Will Gen Y feel Remorse for their Facebook Pages?
When we think candidate’s Facebook pages, we’re thinking about beer bong pictures and other adolescent behaviors that tell us if the candidate has basic character and discretion. Don’t we?
We’re certainly not thinking about predictive analytics designed to guess the probability of disease, pregnancy and the health issues like alcoholism and migraines. But if you think about what’s going on with big data these days, why wouldn’t that happen?
Read this and consider:
Candidate A’s resumé rose to the top because of LinkedIn Expert, the social network’s high-end professional service. LinkedIn developed technology to data-mine resumés for specific qualifications. Candidate A’s research on trade disputes between Korea and the USA caught everyone’s interest at a top technology consulting company. That’s why her “3D Resumé” rose up to the top of the candidate pile.
The hiring manager does this pitch:
“She’s what you need for the transpacific trade issues you had mentioned. Her dissertation speaks for itself, she even learned Korean…”
“But?…” Asks the HR guy.
“She’s afflicted with acute migraine. It occurs a couple of times a month. She conceals it, but our data shows it could be problemlatic.”
“How did you learn that?”
“Well, she falls into this particular Health Cluster. In her Facebook wall, she sometimes refers to a spike in her sensitivity towards smells — a precursor to a migraine headache. In addition, each two weeks, we see a drop in the number of words she uses in Facebook posts, her vocabulary diminishes, and her tweets, usually sharp, become less articulate. That’s an obvious pattern for people suffering from serious migraine. In addition, the Zeo Sleeping Manager website and the stress management site HeartMath — both now connected with Facebook – suggest she suffers from insomnia. In other words, we think you can’t take her into the firm. Our Predictive Workforce Analytics Modeling shows that she will cost you at least 20% more in lost days and productivity. Not to mention the patterns in her Facebook posts suggest a 60% chance for her to become pregnant in the next 12 months, according to our predictive models.”
“Not exactly a 100% certainty, but OK, let’s move to the next candidate”.
You might think I’m exaggerating with this tableau. But the fictitious Company could be using existing large quantitative research firms, combined semantic and data-mining information resources such as Recorded Future. This Sweden-based company, which has a branch in the USA, provides real time analysis of thousands of sources (news services, social networks, blogs, government web sites). The firm offers clients the ability to predict a vast array of events (see this Wired story).

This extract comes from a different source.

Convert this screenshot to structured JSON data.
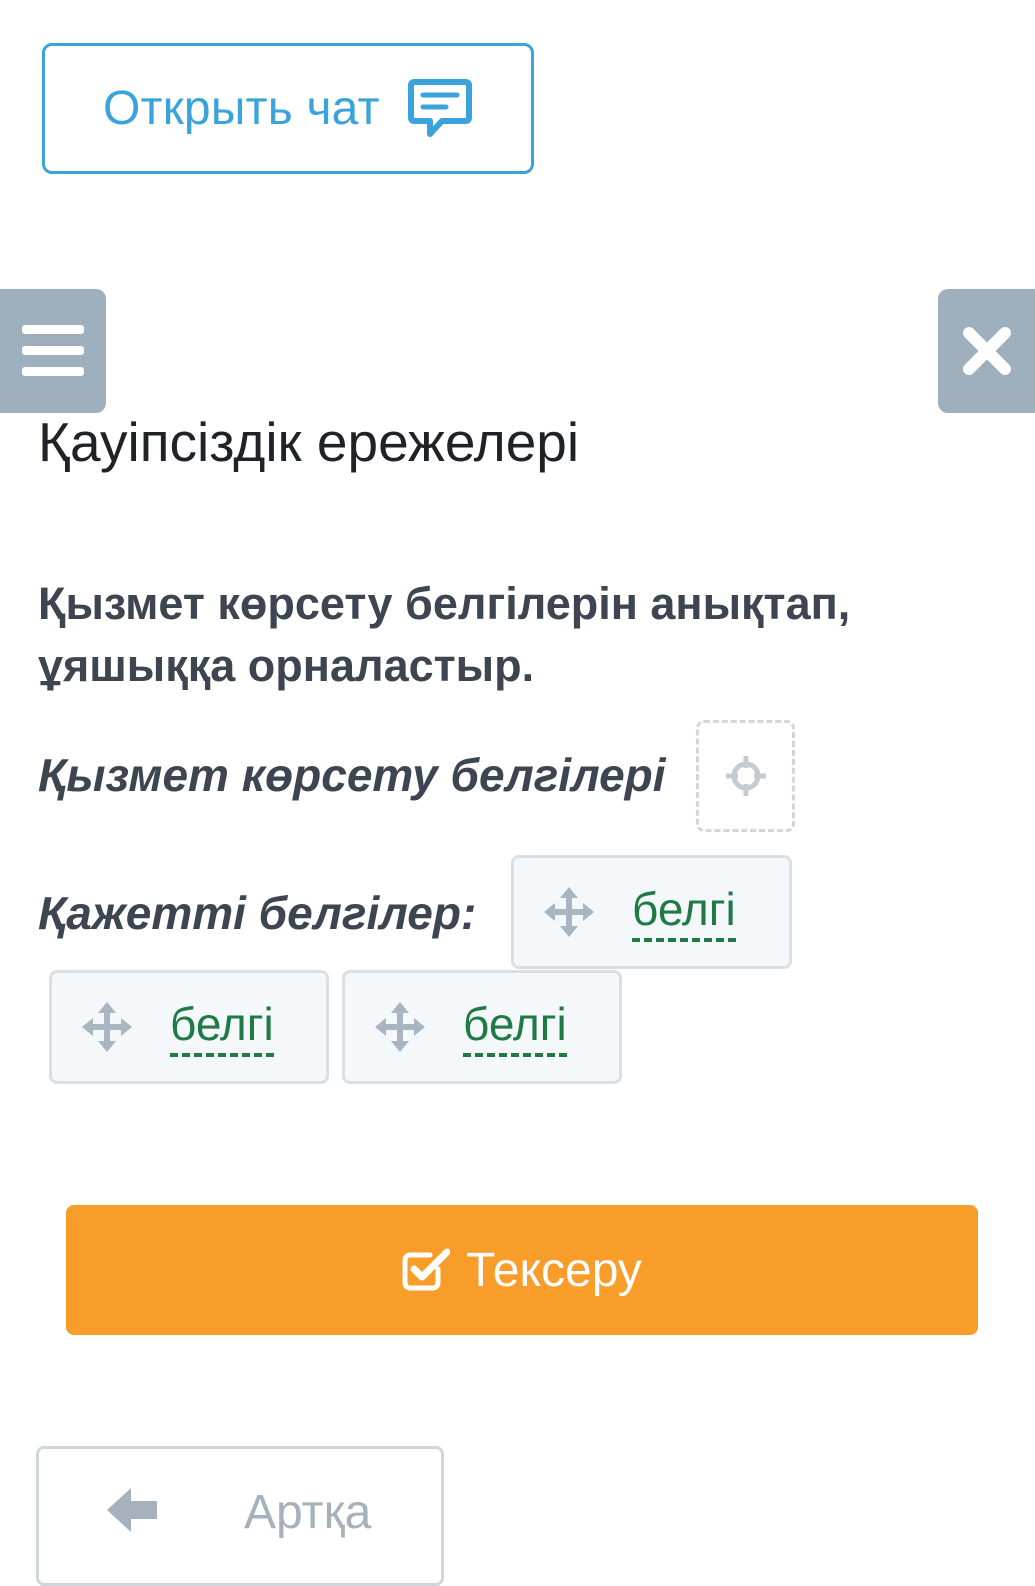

- Do we fully understand the impact of big data and HR? Probably, we do not. Are predictive analytic techniques that speak to the possibility of a candidate’s insomnia and migraines crooked cards?
- Is it right or is it wrong? This is a probability score index. Perhaps this index was modeled to give you a productivity and “ability to complete projects on time” score rather than talking about health issues. Perhaps, the ability to be creative is under scrutiny? Would that be more useful to Human Resources?
- What if one used a Psychology professional rather than metrics alone to give the hiring company access to plausible deniability?
- We would guess that high-end firms that already use this type of service will be the first to try predictive analytics in the hiring process. Perhaps we will eventually see the many uses of analytics litigated out in the courts.